The Los Angeles Times‘ Judith Lewis relates an amusing example of how government can undermine its own harebrained schemes.
It was a fine June day in 2007 when a senator from Illinois, then a long-shot for the presidency, stood beside the pumps at Conserv Fuel in West Los Angeles and congratulated the heroes of the biofuel revolution. Conserv Fuel was one of the first fueling stations in the country to offer biofuel at the pump, and Barack Obama was looking to establish himself as an alternative-fuel-friendly candidate. He railed against the Bush administration’s oil-centric energy policy. He commended Gov. Arnold Schwarzenegger for establishing a low-carbon fuel standard.
That was then. But this is now:
I’d been a regular at Conserv Fuel ever since I bought the car, but on that June day, the station attendant tried to head me off: “No more! No more!” he shouted, waving his hands. When I got closer, I saw what the fuss was about: The biodiesel pump had a shiny new sign on it: “Diesel #2.”
The man pointed at a letter taped to the inside of the window. It said that Conserv Fuel would no longer sell the sweet-smelling, cleaner-burning fuel on which I’d come to depend. My local fueling station’s flirtation with biodiesel was over. I put enough stinky fossil-fuel diesel in my tank to get home and drove off, shamefully chugging soot all the way.
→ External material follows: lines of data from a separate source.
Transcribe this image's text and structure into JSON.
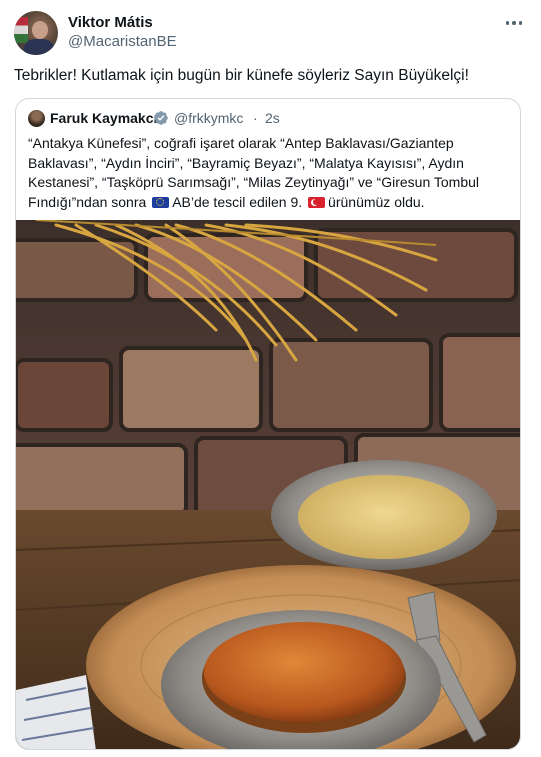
{
  "tweet": {
    "author_name": "Viktor Mátis",
    "author_handle": "@MacaristanBE",
    "text": "Tebrikler! Kutlamak için bugün bir künefe söyleriz Sayın Büyükelçi!",
    "more_icon": "more-horizontal-icon",
    "avatar_icon": "profile-photo"
  },
  "quote": {
    "author_name": "Faruk Kaymakcı",
    "verified_icon": "verified-badge-icon",
    "author_handle": "@frkkymkc",
    "separator": "·",
    "time": "2s",
    "text_lines": [
      "“Antakya Künefesi”, coğrafi işaret olarak “Antep Baklavası/Gaziantep",
      "Baklavası”, “Aydın İnciri”, “Bayramiç Beyazı”, “Malatya Kayısısı”, Aydın",
      "Kestanesi”, “Taşköprü Sarımsağı”, “Milas Zeytinyağı” ve “Giresun Tombul"
    ],
    "last_line": {
      "part1": "Fındığı”ndan sonra",
      "flag_eu": "eu-flag-emoji",
      "part2": "AB’de tescil edilen 9.",
      "flag_tr": "turkey-flag-emoji",
      "part3": "ürünümüz oldu."
    },
    "image": "kunefe-photo"
  },
  "colors": {
    "text_primary": "#0f1419",
    "text_secondary": "#536471",
    "border": "#cfd9de",
    "verified": "#829aab"
  }
}
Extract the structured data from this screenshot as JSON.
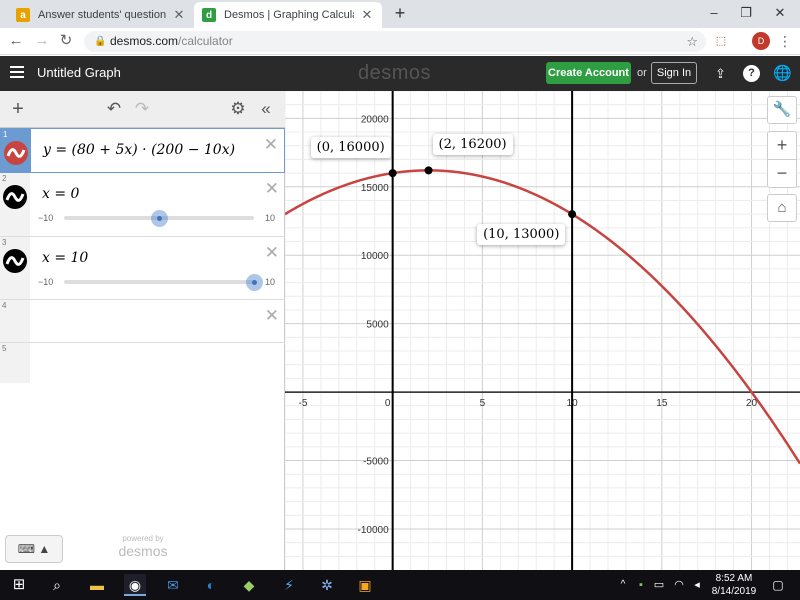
{
  "browser": {
    "tabs": [
      {
        "title": "Answer students' questions and I",
        "active": false
      },
      {
        "title": "Desmos | Graphing Calculator",
        "active": true
      }
    ],
    "new_tab_glyph": "+",
    "url_host": "desmos.com",
    "url_path": "/calculator",
    "profile_initial": "D"
  },
  "desmos": {
    "graph_title": "Untitled Graph",
    "logo_text": "desmos",
    "create_account_label": "Create Account",
    "or_text": "or",
    "sign_in_label": "Sign In",
    "powered_by": "powered by",
    "powered_logo": "desmos"
  },
  "expressions": [
    {
      "num": "1",
      "text": "y = (80 + 5x) · (200 − 10x)",
      "color": "#c74440",
      "kind": "expression"
    },
    {
      "num": "2",
      "text": "x = 0",
      "color": "#000000",
      "kind": "slider",
      "min_label": "−10",
      "max_label": "10",
      "value": 0,
      "min": -10,
      "max": 10
    },
    {
      "num": "3",
      "text": "x = 10",
      "color": "#000000",
      "kind": "slider",
      "min_label": "−10",
      "max_label": "10",
      "value": 10,
      "min": -10,
      "max": 10
    },
    {
      "num": "4",
      "text": "",
      "kind": "empty"
    },
    {
      "num": "5",
      "text": "",
      "kind": "empty"
    }
  ],
  "chart_data": {
    "type": "line",
    "title": "",
    "xlim": [
      -6,
      22.7
    ],
    "ylim": [
      -13000,
      22000
    ],
    "x_ticks": [
      -5,
      0,
      5,
      10,
      15,
      20
    ],
    "x_tick_labels": [
      "-5",
      "0",
      "5",
      "10",
      "15",
      "20"
    ],
    "y_ticks": [
      -10000,
      -5000,
      5000,
      10000,
      15000,
      20000
    ],
    "y_tick_labels": [
      "-10000",
      "-5000",
      "5000",
      "10000",
      "15000",
      "20000"
    ],
    "grid": true,
    "series": [
      {
        "formula": "(80 + 5x)(200 - 10x)",
        "color": "#c74440"
      }
    ],
    "vertical_lines": [
      0,
      10
    ],
    "points": [
      {
        "x": 0,
        "y": 16000,
        "label": "(0, 16000)"
      },
      {
        "x": 2,
        "y": 16200,
        "label": "(2, 16200)"
      },
      {
        "x": 10,
        "y": 13000,
        "label": "(10, 13000)"
      }
    ]
  },
  "taskbar": {
    "time": "8:52 AM",
    "date": "8/14/2019"
  }
}
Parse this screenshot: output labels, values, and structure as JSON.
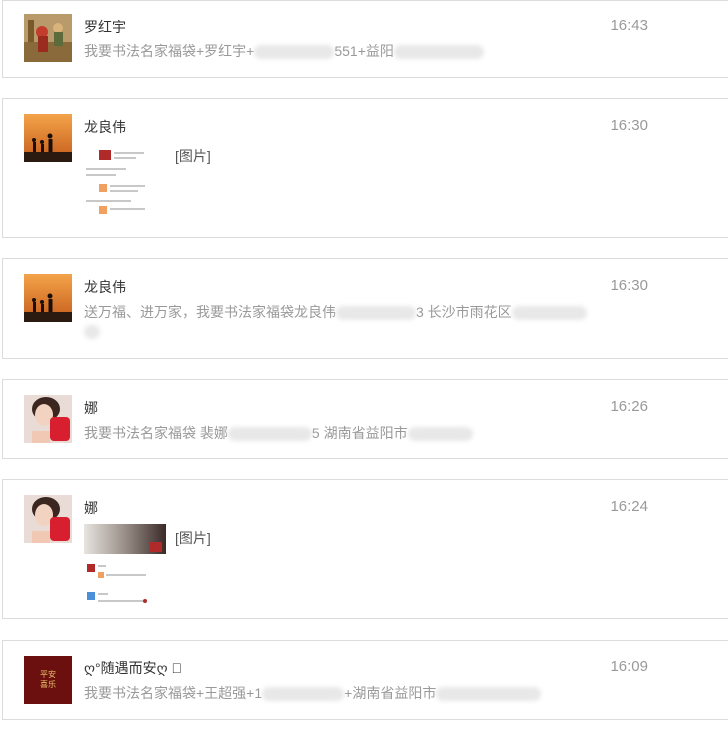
{
  "conversations": [
    {
      "name": "罗红宇",
      "time": "16:43",
      "message_start": "我要书法名家福袋+罗红宇+",
      "message_mid": "551+益阳",
      "avatar_icon": "historical-painting-avatar"
    },
    {
      "name": "龙良伟",
      "time": "16:30",
      "image_label": "[图片]",
      "avatar_icon": "sunset-silhouette-avatar"
    },
    {
      "name": "龙良伟",
      "time": "16:30",
      "message_start": "送万福、进万家，我要书法家福袋龙良伟",
      "message_mid": "3 长沙市雨花区",
      "avatar_icon": "sunset-silhouette-avatar"
    },
    {
      "name": "娜",
      "time": "16:26",
      "message_start": "我要书法名家福袋 裴娜",
      "message_mid": "5 湖南省益阳市",
      "avatar_icon": "woman-red-cup-avatar"
    },
    {
      "name": "娜",
      "time": "16:24",
      "image_label": "[图片]",
      "avatar_icon": "woman-red-cup-avatar"
    },
    {
      "name": "ღ°随遇而安ღ ゚",
      "time": "16:09",
      "message_start": "我要书法名家福袋+王超强+1",
      "message_mid": "+湖南省益阳市",
      "avatar_icon": "calligraphy-ping-an-xi-le-avatar",
      "avatar_text": "平安喜乐"
    }
  ],
  "colors": {
    "border": "#dcdcdc",
    "name_text": "#333333",
    "message_text": "#999999",
    "avatar_red": "#6b0f0f"
  }
}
Conserv Fuel’s abandonment of biodiesel grew out of a June decision by the State Water Resources Control Board to begin enforcing laws against storing biodiesel underground. As commercial fueling stations have no economical way to hold fuel in tanks on the surface, the ruling forced most of the state’s retail biodiesel pumps to switch to petroleum or close.
One can only hope that this would lead politicians in California — and elsewhere — to abandon such schemes, but that would make too much sense. Now I just have to wonder what further intervention California pols will propose to “rectify” this. (Thanks to Margaret Griffis for the LA Times link.)
For more on ethanol and biofuels, see here.